- REQUIRED WORK -
All entries must be repeated exactly. No picture should appear in the result.

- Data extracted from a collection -
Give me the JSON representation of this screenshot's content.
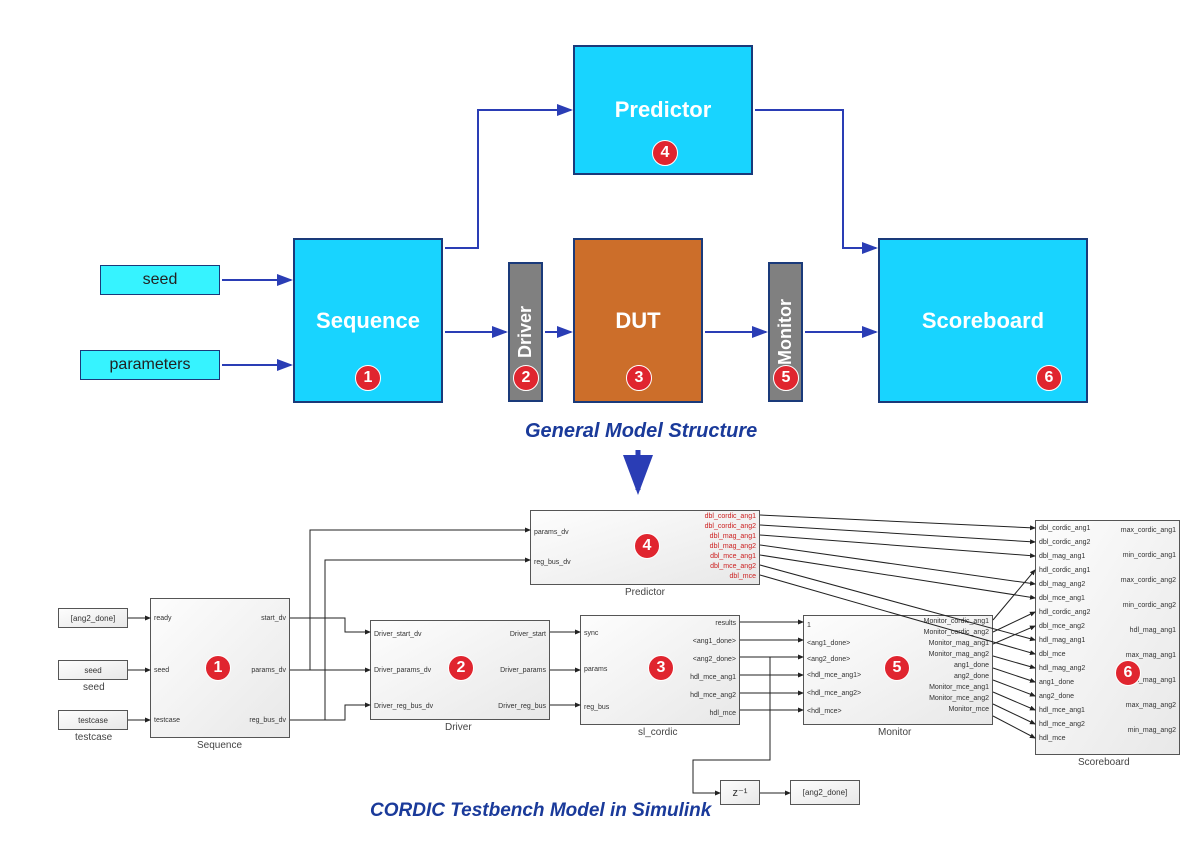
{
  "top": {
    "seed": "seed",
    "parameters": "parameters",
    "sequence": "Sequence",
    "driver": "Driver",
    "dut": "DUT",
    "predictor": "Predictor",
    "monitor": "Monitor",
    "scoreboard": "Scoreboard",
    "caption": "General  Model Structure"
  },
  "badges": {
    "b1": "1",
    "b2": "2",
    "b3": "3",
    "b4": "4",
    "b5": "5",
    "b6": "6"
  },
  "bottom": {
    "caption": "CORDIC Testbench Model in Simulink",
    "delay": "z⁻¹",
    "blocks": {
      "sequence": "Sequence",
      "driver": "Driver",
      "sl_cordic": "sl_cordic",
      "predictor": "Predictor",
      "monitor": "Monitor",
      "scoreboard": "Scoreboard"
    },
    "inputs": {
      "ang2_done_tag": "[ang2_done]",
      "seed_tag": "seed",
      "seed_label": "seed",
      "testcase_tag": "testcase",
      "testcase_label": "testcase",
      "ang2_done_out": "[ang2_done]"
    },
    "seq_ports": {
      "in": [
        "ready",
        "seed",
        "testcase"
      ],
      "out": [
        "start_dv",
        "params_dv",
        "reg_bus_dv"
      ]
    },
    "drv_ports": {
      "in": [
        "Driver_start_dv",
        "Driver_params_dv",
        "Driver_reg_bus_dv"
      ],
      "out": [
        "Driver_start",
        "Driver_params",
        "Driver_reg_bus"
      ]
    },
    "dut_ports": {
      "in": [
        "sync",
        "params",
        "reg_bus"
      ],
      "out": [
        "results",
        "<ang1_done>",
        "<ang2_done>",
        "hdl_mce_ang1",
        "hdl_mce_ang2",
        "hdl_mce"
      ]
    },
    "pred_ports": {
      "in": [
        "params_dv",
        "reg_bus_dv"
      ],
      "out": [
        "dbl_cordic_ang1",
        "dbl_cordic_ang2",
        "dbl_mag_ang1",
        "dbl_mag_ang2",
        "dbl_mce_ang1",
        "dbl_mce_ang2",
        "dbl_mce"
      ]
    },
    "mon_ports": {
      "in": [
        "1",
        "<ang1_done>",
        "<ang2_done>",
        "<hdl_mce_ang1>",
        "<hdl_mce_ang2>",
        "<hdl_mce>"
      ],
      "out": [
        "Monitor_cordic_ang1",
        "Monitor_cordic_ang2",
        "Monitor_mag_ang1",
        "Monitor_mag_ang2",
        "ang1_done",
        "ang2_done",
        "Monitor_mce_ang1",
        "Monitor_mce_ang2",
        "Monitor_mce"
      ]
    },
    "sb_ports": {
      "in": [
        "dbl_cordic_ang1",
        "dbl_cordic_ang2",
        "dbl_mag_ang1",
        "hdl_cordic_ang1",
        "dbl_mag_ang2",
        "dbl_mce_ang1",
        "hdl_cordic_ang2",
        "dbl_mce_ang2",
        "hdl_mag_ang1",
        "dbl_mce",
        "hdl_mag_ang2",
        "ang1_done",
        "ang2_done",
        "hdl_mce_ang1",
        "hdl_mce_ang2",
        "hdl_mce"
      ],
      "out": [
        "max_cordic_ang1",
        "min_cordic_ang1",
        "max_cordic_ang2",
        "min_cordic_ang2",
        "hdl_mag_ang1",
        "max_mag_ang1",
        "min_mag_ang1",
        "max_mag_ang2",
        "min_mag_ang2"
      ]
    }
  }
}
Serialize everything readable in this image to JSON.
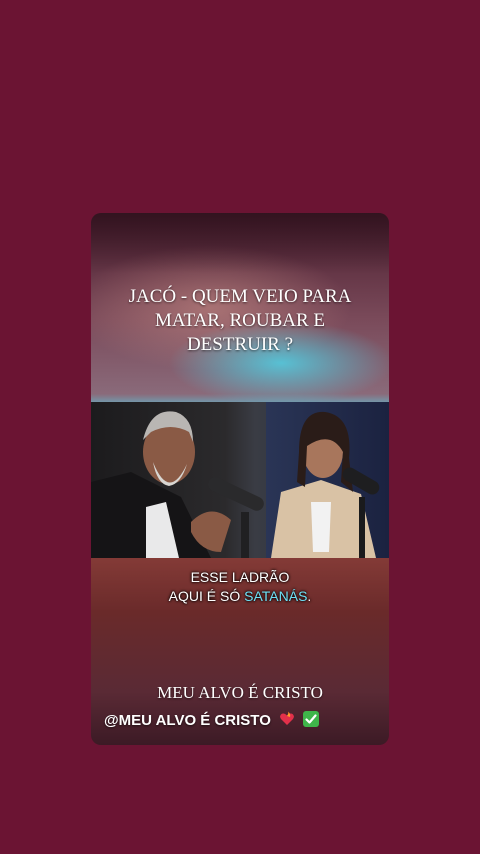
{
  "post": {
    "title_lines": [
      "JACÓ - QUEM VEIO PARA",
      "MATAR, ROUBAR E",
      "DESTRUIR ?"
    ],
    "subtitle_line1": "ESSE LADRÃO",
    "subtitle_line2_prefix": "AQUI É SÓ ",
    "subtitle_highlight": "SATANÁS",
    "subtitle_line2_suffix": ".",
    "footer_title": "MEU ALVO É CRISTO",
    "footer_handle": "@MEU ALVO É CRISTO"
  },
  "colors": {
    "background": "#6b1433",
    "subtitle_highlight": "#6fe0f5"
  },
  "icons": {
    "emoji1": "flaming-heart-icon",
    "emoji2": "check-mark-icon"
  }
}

- TASK OUTPUT -
Give me the JSON representation of this screenshot's content.
{
  "top": {
    "seed": "seed",
    "parameters": "parameters",
    "sequence": "Sequence",
    "driver": "Driver",
    "dut": "DUT",
    "predictor": "Predictor",
    "monitor": "Monitor",
    "scoreboard": "Scoreboard",
    "caption": "General  Model Structure"
  },
  "badges": {
    "b1": "1",
    "b2": "2",
    "b3": "3",
    "b4": "4",
    "b5": "5",
    "b6": "6"
  },
  "bottom": {
    "caption": "CORDIC Testbench Model in Simulink",
    "delay": "z⁻¹",
    "blocks": {
      "sequence": "Sequence",
      "driver": "Driver",
      "sl_cordic": "sl_cordic",
      "predictor": "Predictor",
      "monitor": "Monitor",
      "scoreboard": "Scoreboard"
    },
    "inputs": {
      "ang2_done_tag": "[ang2_done]",
      "seed_tag": "seed",
      "seed_label": "seed",
      "testcase_tag": "testcase",
      "testcase_label": "testcase",
      "ang2_done_out": "[ang2_done]"
    },
    "seq_ports": {
      "in": [
        "ready",
        "seed",
        "testcase"
      ],
      "out": [
        "start_dv",
        "params_dv",
        "reg_bus_dv"
      ]
    },
    "drv_ports": {
      "in": [
        "Driver_start_dv",
        "Driver_params_dv",
        "Driver_reg_bus_dv"
      ],
      "out": [
        "Driver_start",
        "Driver_params",
        "Driver_reg_bus"
      ]
    },
    "dut_ports": {
      "in": [
        "sync",
        "params",
        "reg_bus"
      ],
      "out": [
        "results",
        "<ang1_done>",
        "<ang2_done>",
        "hdl_mce_ang1",
        "hdl_mce_ang2",
        "hdl_mce"
      ]
    },
    "pred_ports": {
      "in": [
        "params_dv",
        "reg_bus_dv"
      ],
      "out": [
        "dbl_cordic_ang1",
        "dbl_cordic_ang2",
        "dbl_mag_ang1",
        "dbl_mag_ang2",
        "dbl_mce_ang1",
        "dbl_mce_ang2",
        "dbl_mce"
      ]
    },
    "mon_ports": {
      "in": [
        "1",
        "<ang1_done>",
        "<ang2_done>",
        "<hdl_mce_ang1>",
        "<hdl_mce_ang2>",
        "<hdl_mce>"
      ],
      "out": [
        "Monitor_cordic_ang1",
        "Monitor_cordic_ang2",
        "Monitor_mag_ang1",
        "Monitor_mag_ang2",
        "ang1_done",
        "ang2_done",
        "Monitor_mce_ang1",
        "Monitor_mce_ang2",
        "Monitor_mce"
      ]
    },
    "sb_ports": {
      "in": [
        "dbl_cordic_ang1",
        "dbl_cordic_ang2",
        "dbl_mag_ang1",
        "hdl_cordic_ang1",
        "dbl_mag_ang2",
        "dbl_mce_ang1",
        "hdl_cordic_ang2",
        "dbl_mce_ang2",
        "hdl_mag_ang1",
        "dbl_mce",
        "hdl_mag_ang2",
        "ang1_done",
        "ang2_done",
        "hdl_mce_ang1",
        "hdl_mce_ang2",
        "hdl_mce"
      ],
      "out": [
        "max_cordic_ang1",
        "min_cordic_ang1",
        "max_cordic_ang2",
        "min_cordic_ang2",
        "hdl_mag_ang1",
        "max_mag_ang1",
        "min_mag_ang1",
        "max_mag_ang2",
        "min_mag_ang2"
      ]
    }
  }
}
Serialize everything readable in this image to JSON.
{
  "post": {
    "title_lines": [
      "JACÓ - QUEM VEIO PARA",
      "MATAR, ROUBAR E",
      "DESTRUIR ?"
    ],
    "subtitle_line1": "ESSE LADRÃO",
    "subtitle_line2_prefix": "AQUI É SÓ ",
    "subtitle_highlight": "SATANÁS",
    "subtitle_line2_suffix": ".",
    "footer_title": "MEU ALVO É CRISTO",
    "footer_handle": "@MEU ALVO É CRISTO"
  },
  "colors": {
    "background": "#6b1433",
    "subtitle_highlight": "#6fe0f5"
  },
  "icons": {
    "emoji1": "flaming-heart-icon",
    "emoji2": "check-mark-icon"
  }
}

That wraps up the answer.